Secretary for housing warns people not to rush into buying flats as the risk of a bubble is rising, and he promises to study needs of young
Housing chief Anthony Cheung Bing-leung has warned people not to rush into buying flats, saying Hong Kong's property market is in a "strange and worrying" state.
Cheung, the secretary for transport and housing, said it was unusual for property prices to keep rising while the economy was not booming, and he warned that the risk of a bubble was increasing.
"Property prices are rising consistently, while our economic performance remains fragile, so from an economic point of view many academics are warning about an increasing risk of a bubble,'' Cheung told RTHK yesterday.

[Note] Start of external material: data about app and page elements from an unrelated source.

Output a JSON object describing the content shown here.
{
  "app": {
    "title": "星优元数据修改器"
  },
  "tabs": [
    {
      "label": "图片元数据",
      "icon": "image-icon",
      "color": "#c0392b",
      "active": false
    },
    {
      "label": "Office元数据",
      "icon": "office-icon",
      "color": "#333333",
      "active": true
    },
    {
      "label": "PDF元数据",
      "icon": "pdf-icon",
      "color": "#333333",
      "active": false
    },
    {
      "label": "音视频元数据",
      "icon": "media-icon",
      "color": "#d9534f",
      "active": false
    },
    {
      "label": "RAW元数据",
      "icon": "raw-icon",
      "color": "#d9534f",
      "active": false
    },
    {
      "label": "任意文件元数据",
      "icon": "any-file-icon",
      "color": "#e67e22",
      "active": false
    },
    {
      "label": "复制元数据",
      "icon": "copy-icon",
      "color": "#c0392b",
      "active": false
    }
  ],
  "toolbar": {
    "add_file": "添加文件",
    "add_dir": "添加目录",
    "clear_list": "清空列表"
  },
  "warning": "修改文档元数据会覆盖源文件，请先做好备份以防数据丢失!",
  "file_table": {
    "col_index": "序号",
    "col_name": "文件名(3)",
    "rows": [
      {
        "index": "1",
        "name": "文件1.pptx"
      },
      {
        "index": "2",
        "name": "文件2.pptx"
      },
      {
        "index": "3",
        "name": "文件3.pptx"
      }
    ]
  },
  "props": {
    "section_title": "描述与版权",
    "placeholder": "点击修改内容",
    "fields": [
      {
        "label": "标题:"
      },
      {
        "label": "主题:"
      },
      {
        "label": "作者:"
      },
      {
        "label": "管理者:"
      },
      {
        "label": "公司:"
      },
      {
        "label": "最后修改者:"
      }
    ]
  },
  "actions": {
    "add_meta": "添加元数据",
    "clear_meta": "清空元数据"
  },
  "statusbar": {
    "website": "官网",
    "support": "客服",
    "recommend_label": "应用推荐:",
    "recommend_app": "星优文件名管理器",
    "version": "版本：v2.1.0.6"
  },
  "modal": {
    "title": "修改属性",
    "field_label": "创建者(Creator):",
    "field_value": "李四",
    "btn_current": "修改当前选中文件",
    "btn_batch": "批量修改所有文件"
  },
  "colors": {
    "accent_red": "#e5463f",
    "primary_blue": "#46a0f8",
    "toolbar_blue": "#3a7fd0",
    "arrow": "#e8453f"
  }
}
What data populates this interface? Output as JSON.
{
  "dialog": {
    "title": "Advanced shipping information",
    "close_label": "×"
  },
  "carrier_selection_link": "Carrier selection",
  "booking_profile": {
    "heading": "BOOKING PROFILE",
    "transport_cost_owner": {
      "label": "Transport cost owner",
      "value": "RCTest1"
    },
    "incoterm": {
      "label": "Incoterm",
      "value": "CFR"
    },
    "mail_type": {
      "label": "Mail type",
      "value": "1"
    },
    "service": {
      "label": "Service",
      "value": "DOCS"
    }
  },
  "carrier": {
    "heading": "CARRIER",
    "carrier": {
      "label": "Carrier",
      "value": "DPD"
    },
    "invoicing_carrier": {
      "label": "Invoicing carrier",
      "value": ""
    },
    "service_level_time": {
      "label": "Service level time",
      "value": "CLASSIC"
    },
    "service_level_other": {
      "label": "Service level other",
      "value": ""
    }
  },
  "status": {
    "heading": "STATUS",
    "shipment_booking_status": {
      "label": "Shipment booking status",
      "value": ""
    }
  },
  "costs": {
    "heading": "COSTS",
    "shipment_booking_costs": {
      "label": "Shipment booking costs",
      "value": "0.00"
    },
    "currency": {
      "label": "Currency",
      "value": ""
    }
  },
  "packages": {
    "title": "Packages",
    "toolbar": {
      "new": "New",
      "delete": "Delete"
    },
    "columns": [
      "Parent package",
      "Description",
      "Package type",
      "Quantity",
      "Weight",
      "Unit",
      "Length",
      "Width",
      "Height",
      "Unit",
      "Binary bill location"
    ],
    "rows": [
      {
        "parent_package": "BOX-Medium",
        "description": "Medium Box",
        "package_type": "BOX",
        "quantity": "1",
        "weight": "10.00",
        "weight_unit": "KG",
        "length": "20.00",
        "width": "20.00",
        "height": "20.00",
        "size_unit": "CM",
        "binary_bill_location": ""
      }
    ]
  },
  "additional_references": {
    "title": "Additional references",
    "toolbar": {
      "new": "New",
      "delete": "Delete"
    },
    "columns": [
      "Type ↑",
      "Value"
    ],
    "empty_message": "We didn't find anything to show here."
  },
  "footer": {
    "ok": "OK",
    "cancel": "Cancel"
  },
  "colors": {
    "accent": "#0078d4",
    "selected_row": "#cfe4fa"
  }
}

Data released by the Rating and Valuation Department showed the overall price index of private flats hit its highest point, 210.6, in August, a 2.1 per cent increase on July.
Responding to an RTHK caller who accused the government of not seeing the problem, Cheung said: "We believe it is a very worrying matter. We are now in a very strange situation where property prices are rising. Even rents have risen beyond the level of 1997. I think it is difficult to say whether property prices are right or not, and whether people should enter the market. But as I have said before, do not panic [and rush to buy new flats], but instead consider your capability and actual need."
Financial Secretary John Tsang Chun-wah said the government had introduced several measures in the past few years to stabilise the housing market, and the supply in the near future should not be a problem. He said the government had not seen an impact on the city from the third round of quantitative easing in the United States, but it "was always prepared".
Cheung admitted that because of rising property prices there was a growing need among single young people for public housing, and pledged that the administration would focus on easing the housing needs for this group and those in their 40s.
"There are more than 200,000 people waiting for public housing units, of whom nearly half are single people [below 65], and many are under 30 years old," Cheung said.
Cheung, who will chair the government's Long-Term Housing Strategy Steering Committee, due to meet for the first time tomorrow, said the committee would take into account the needs of young singles as well as those in their 40s. The committee would consider plans to increase land and housing supply, including turning industrial buildings into homes for single people.